by Cora Markowitz
Though Campus Auto & Tire looks like a movie-set façade and as though it has been disused for decades, it serves as a fully functional gas station and auto repair shop.
Located just across Brooklyn Street from Lewis Residence Hall, the station has been around through many generations of Kenyon students — a one-stop shop for everything from gas to tire pump-ups to beef jerky.
The fading red and tan paint may not look as bright as it did in its heyday when it first opened in the 1960s, but inside, it’s bustling. Cars come in and out of the shop for repairs daily, and the pumps outside are open for business. One of the mechanics, Eddie, describes a usual day as “busy, with a lot of different kinds of cars coming in.”
“Though it looks run down and unused on the outside, inside there are so many kind people willing to help you,” Zoe Andris ’17 said.
Jim Lee, the fourth owner in the station’s history, reopened the shop seven-and-a-half years ago. “I was approached by the mayor and a couple of citizens about opening this place back up when it was closed,” Lee said. “I think the lease ran out on the person who had it before.”
Lee has a long history working in the automotive industry. “I worked on cars for 35 years,” he said. “I managed a couple businesses too.” Then he came to Gambier, reopened Campus Auto in mid-2006, and has been serving the surrounding community ever since. “We get Kenyon students, local people and people from out of town,” Lee said.

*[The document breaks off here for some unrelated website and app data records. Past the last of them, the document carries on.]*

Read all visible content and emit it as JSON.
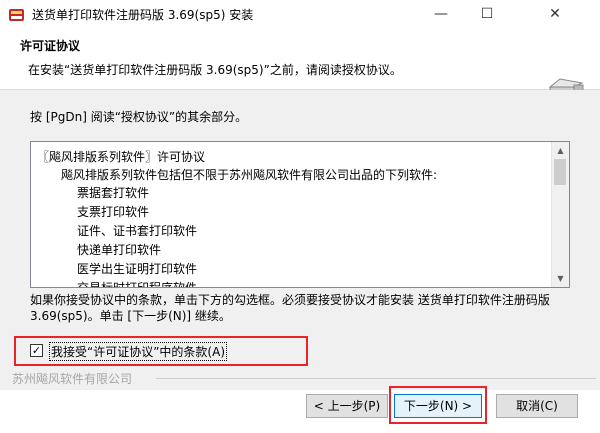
{
  "window": {
    "title": "送货单打印软件注册码版 3.69(sp5) 安装",
    "min_glyph": "—",
    "max_glyph": "☐",
    "close_glyph": "✕"
  },
  "header": {
    "title": "许可证协议",
    "subtitle": "在安装“送货单打印软件注册码版 3.69(sp5)”之前，请阅读授权协议。"
  },
  "instruction": "按 [PgDn] 阅读“授权协议”的其余部分。",
  "license_lines": [
    "〖飚风排版系列软件〗许可协议",
    "飚风排版系列软件包括但不限于苏州飚风软件有限公司出品的下列软件:",
    "票据套打软件",
    "支票打印软件",
    "证件、证书套打印软件",
    "快递单打印软件",
    "医学出生证明打印软件",
    "next_partial_line_hidden"
  ],
  "license_partial": "交易标时打印程序软件",
  "scroll": {
    "up_glyph": "▲",
    "down_glyph": "▼"
  },
  "note": "如果你接受协议中的条款，单击下方的勾选框。必须要接受协议才能安装 送货单打印软件注册码版 3.69(sp5)。单击 [下一步(N)] 继续。",
  "accept": {
    "checked_glyph": "✓",
    "label": "我接受“许可证协议”中的条款(A)"
  },
  "brand": "苏州飚风软件有限公司",
  "buttons": {
    "back": "< 上一步(P)",
    "next": "下一步(N) >",
    "cancel": "取消(C)"
  },
  "colors": {
    "highlight": "#e8232a",
    "focus_border": "#0078d7"
  }
}
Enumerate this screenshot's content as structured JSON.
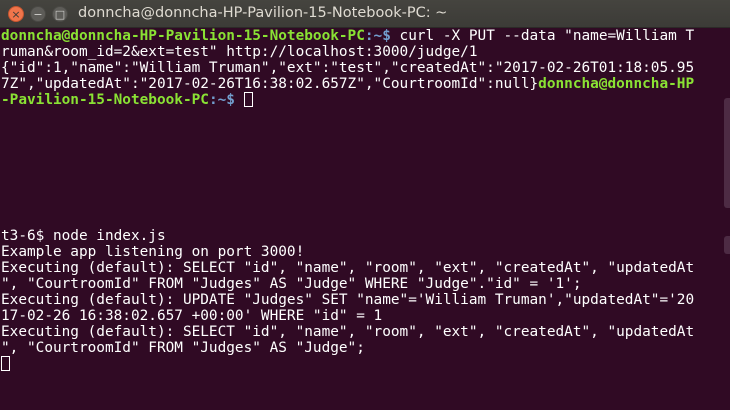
{
  "window": {
    "title": "donncha@donncha-HP-Pavilion-15-Notebook-PC: ~"
  },
  "icons": {
    "close": "close-icon",
    "minimize": "minimize-icon",
    "maximize": "maximize-icon"
  },
  "colors": {
    "background": "#300a24",
    "prompt_user": "#8ae234",
    "prompt_path": "#729fcf",
    "text": "#ffffff"
  },
  "top_pane": {
    "line1": {
      "prompt_user": "donncha@donncha-HP-Pavilion-15-Notebook-PC",
      "prompt_path": ":~$",
      "command": " curl -X PUT --data \"name=William T"
    },
    "line2": "ruman&room_id=2&ext=test\" http://localhost:3000/judge/1",
    "line3": "{\"id\":1,\"name\":\"William Truman\",\"ext\":\"test\",\"createdAt\":\"2017-02-26T01:18:05.95",
    "line4": {
      "text": "7Z\",\"updatedAt\":\"2017-02-26T16:38:02.657Z\",\"CourtroomId\":null}",
      "prompt_user": "donncha@donncha-HP"
    },
    "line5": {
      "prompt_user": "-Pavilion-15-Notebook-PC",
      "prompt_path": ":~$"
    }
  },
  "bottom_pane": {
    "lines": [
      "t3-6$ node index.js",
      "Example app listening on port 3000!",
      "Executing (default): SELECT \"id\", \"name\", \"room\", \"ext\", \"createdAt\", \"updatedAt",
      "\", \"CourtroomId\" FROM \"Judges\" AS \"Judge\" WHERE \"Judge\".\"id\" = '1';",
      "Executing (default): UPDATE \"Judges\" SET \"name\"='William Truman',\"updatedAt\"='20",
      "17-02-26 16:38:02.657 +00:00' WHERE \"id\" = 1",
      "Executing (default): SELECT \"id\", \"name\", \"room\", \"ext\", \"createdAt\", \"updatedAt",
      "\", \"CourtroomId\" FROM \"Judges\" AS \"Judge\";"
    ]
  }
}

The station often goes unnoticed by students, hidden away on a side street just past the center of the Village. Eddie said, “A lot of kids don’t know we’re here.”
But the station can come in handy when students need it most. When Evie Kennedy ’17 needed her car jump-started, she called Campus Safety for help. They referred her to Campus Auto, who came to her rescue. “The guys there were so kind. You can tell they truly care about Kenyon students. Not only did they get my battery up and running in minutes but also when I went up to pay, the man who was helping me pumped up my tires for me for free because he noticed they were low,” she said. “They were also very understanding and amused when I struggled to put gas in my car for the first time.”
When Andris’ car also died, Safety referred her to Campus Auto for a jump-start as well. “I went there in the morning and they had a very cool automated battery, so I didn’t have to do it through another car,” she said. “This guy came out to my car and jump-started it in no time. He actually helped me learn how to do it, and he even did it for free.”
Beyond the business of Kenyon students, the station keeps busy with cars from the surrounding area. The construction of the Health Center next door has slightly damaged business because it blocks the way for trucks that used to be able to come in through the back, but in other regards, business bustles along daily, with the mechanics working hard and keeping busy.
“The station is here and it’s open seven days a week,” she said.